Data items
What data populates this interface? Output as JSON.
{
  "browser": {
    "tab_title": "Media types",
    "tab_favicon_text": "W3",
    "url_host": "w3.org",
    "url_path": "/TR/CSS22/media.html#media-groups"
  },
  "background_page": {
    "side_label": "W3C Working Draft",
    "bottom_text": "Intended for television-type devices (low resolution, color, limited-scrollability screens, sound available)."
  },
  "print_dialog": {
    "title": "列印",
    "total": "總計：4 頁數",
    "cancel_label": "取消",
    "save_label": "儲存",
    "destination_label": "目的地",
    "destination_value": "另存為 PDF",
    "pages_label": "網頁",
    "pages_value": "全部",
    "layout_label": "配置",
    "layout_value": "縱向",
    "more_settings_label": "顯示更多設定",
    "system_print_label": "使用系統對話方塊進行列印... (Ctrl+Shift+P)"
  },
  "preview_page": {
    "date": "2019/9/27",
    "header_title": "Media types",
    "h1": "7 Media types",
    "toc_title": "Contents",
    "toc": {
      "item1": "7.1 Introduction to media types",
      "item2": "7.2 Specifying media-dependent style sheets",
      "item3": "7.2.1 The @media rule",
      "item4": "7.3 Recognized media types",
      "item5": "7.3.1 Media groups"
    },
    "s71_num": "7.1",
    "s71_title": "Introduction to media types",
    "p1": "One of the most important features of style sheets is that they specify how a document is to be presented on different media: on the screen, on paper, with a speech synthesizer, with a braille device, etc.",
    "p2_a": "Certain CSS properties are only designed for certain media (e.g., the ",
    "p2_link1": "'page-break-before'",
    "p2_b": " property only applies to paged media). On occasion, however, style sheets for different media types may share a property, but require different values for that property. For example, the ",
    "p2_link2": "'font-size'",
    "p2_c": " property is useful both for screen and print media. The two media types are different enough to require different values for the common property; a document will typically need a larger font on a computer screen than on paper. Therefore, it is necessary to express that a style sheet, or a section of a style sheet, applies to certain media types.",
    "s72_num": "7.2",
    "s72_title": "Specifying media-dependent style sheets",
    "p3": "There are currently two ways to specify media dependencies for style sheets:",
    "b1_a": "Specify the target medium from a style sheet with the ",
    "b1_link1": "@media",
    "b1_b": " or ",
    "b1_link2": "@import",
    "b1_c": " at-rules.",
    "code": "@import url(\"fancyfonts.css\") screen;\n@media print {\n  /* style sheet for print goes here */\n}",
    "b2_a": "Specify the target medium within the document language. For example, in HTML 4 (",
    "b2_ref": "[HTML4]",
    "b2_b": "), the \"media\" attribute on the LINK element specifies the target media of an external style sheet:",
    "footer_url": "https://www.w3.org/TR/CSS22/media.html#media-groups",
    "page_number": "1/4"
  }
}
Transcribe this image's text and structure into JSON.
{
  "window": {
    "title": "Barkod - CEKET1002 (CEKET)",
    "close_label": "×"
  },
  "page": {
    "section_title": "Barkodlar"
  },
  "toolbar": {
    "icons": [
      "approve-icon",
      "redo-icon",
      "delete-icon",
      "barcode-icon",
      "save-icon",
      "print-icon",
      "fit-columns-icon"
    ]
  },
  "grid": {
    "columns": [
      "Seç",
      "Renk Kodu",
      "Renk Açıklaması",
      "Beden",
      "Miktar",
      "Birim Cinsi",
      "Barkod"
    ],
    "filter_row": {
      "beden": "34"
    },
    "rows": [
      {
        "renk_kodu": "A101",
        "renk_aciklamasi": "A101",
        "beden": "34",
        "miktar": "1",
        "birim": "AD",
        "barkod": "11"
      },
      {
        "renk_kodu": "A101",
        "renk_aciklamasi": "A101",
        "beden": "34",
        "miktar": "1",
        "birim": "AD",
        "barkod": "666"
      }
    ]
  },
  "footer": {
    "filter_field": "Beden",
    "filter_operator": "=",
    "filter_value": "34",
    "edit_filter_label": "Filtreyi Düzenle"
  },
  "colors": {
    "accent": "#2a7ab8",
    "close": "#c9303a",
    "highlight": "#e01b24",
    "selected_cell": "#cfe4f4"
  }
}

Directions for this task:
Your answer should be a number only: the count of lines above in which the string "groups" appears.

Task answer:
3